While I've often enjoyed Batman, I've never been hugely keen on the idea of a Bat-Family. The mere sight of Robin tends to feel like a holdover from a shinier, happier time in comics that doesn't seem to jive with the modern notion of Batman. The fact that there have been four little black-haired boys in the Robin internship program – not to mention that blonde girl they always forget to mention – and a few different Batgirls and even Ace the Bat-Hound set the stage for me to groan at the introduction of Batwoman back in that 52 series a few years back. The ridiculous melodrama of her first run-in with Renee Montoya in that series didn't help matters.
Times have changed, though. Batwoman #1 finally hit the shops this week, after this new series had been teased as a new ongoing for months even before DC announced this New 52, and thus the book was delayed even more so it could step right into that big push.

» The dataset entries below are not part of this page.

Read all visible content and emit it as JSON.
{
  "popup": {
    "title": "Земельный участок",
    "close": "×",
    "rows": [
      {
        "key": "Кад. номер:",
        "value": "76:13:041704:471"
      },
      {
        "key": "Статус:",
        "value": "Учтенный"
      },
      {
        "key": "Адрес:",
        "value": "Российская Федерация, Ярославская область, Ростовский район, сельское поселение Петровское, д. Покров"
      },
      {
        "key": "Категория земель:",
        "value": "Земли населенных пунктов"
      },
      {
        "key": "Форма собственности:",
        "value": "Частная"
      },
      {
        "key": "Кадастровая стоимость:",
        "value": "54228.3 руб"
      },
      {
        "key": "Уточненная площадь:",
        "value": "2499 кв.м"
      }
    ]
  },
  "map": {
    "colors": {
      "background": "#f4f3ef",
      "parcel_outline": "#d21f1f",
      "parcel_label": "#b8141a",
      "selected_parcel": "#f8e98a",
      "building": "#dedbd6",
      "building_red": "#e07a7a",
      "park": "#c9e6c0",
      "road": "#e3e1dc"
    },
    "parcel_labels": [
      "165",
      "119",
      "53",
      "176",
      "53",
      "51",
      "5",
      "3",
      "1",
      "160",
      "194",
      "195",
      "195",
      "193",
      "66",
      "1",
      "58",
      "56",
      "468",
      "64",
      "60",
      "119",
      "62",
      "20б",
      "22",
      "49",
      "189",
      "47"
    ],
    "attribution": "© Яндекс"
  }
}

However, this particular book shines because it doesn't have that 'look how new and different and edgy we can be now' vibe that some of these New 52 #1s have. Instead, having been written pre-reboot, it feels like a beautiful new pair of shoes that fit like you've already been wearing them forever.
Perhaps that's a mighty gay sentiment, but that's honestly the first simile that came to mind. Maybe it's appropriate for a review of DC's highest profile gay character. I'm in touch with my feminine side, and it's a good place to be. H8ers gonna h8.

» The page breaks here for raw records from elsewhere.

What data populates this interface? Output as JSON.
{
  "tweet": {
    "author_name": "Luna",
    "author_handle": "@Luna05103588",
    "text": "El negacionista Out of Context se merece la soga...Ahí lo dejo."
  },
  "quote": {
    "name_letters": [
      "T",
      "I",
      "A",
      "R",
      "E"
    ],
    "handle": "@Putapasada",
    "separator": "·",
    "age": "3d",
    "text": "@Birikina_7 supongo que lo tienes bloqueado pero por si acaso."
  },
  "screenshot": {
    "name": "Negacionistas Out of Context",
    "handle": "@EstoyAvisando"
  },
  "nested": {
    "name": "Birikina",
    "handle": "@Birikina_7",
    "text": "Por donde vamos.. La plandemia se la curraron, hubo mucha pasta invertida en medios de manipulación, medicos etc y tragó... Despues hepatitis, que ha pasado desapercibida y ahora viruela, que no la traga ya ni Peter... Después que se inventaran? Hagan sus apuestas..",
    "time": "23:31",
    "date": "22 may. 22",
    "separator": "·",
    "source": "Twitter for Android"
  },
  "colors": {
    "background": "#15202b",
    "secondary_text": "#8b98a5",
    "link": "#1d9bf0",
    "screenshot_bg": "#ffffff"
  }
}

(And now I feel dirty for writing that.)
Anyway, the art of J.H. Williams III is the big selling point here, rendering from his own script co-written with W. Haden Blackman, and it's oftentimes breathtaking in its scope and fascinating with its inventive layouts, and Dave Stewart does amazing things with the colors as well. Batwoman #1 opens with a really creepy ghost story about a spirit we come to know as La Llorona, aka The Weeping Woman, who has been abducting and drowning children. Is it an urban legend, is it a metahuman, is it magic? We don't know yet, but that first sequence is unbelievably eerie and sets up a seemingly impossible task for Batwoman to deal with. How do fisticuff-centered vigilantes deal with ghosts?
Other refreshing signs of being written pre-reboot include the fact that recent issues of Detective Comics which detailed Kate Kane's messed-up family origin and the return of her broken twin sister as the criminal known only as Alice are kept intact, and the set up that her cousin Bette Kane, formerly the Teen Titan Flamebird, wants to be her partner in crimefighting has carried over as well. One would hope the history of the Teen Titans doesn't get so messed up and reworked in Teen Titans #1 that there will already be continuity burps in the DCnU.
However, that's not to say that nothing's changed. Kate's new love interest, Maggie Sawyer, is no longer a captain in the Gotham Police Department, but just a detective, and it's heavily implied that Renee Montoya, Kate's ex, is dead – or at least believed to be dead. Did she fake her death before becoming The Question? Is she even still the Question in the DCnU? And how exactly does Batman fit into all this? We'll find out soon enough, and I'm completely on board to find out.
Other cool things about this issue: Williams III is bringing back characters from Chase, the Dan Curtis Johnson book he illustrated in the late 1990s. Cameron Chase, agent of the Department of Extranormal Operations, has been assigned by Director Bones to investigate a terrorist organization known as Medusa and stick around Gotham City long enough to find out just who the Batwoman really is. Mr. Bones, people. I don't care who you are, but a chain-smoking government official with invisible poisonous flesh who wears pink ties with lingerie ladies on them is never anything but fantastic. There's also the introduction of a great new group of joke villains in Q-Ball and The Pool Hall Gang. The fact that they exist is a great sign that, for as dramatic and moody as this book is going to look and feel, Williams and Blackman won't lose sight of what's cool and fun about comics.
There may be a bit of curiosity about how often in Batwoman #1 we see the Kanes getting undressed and, to indulge my hetero side for a moment, how often Kate's chest appears to be, uh, somewhat pointy, but in all honesty, they look and seem to move like actual human breasts and not the gravity-defying volleyballs that most comic women are given. Also curious is how ridiculously ashen Kate's skin is – one would think the shock red hair and that morgue-gray skin would be a dead giveaway to anyone who's familiar with the two of them.
But have I mentioned the amazing layouts? I did? Well, here's more detail. There's one bit where Batwoman and Bette – whose been forced into plain gray togs and a mask by Kate, who is also referring to her only as Plebe – are running out to fight crime, and the panels are all placed in a cleverly-combined logo mixture of both Batwoman and Flamebird. The DEO page has a giant logo in the middle so you get the feel of where this scene takes place. The horrible tragedy of the drowned children is depicted with this deeply saddened skeleton in the center with waves of watery panels flowing out from it. It's just stunningly inventive and beautifully accomplished work.
Batwoman #1 has helped me do a complete 180 on this character. Where once I thought she was just another cheap knockoff, now I see the truth. This book is going to be stellar.
CRAVE ONLINE RATING: 9.6/10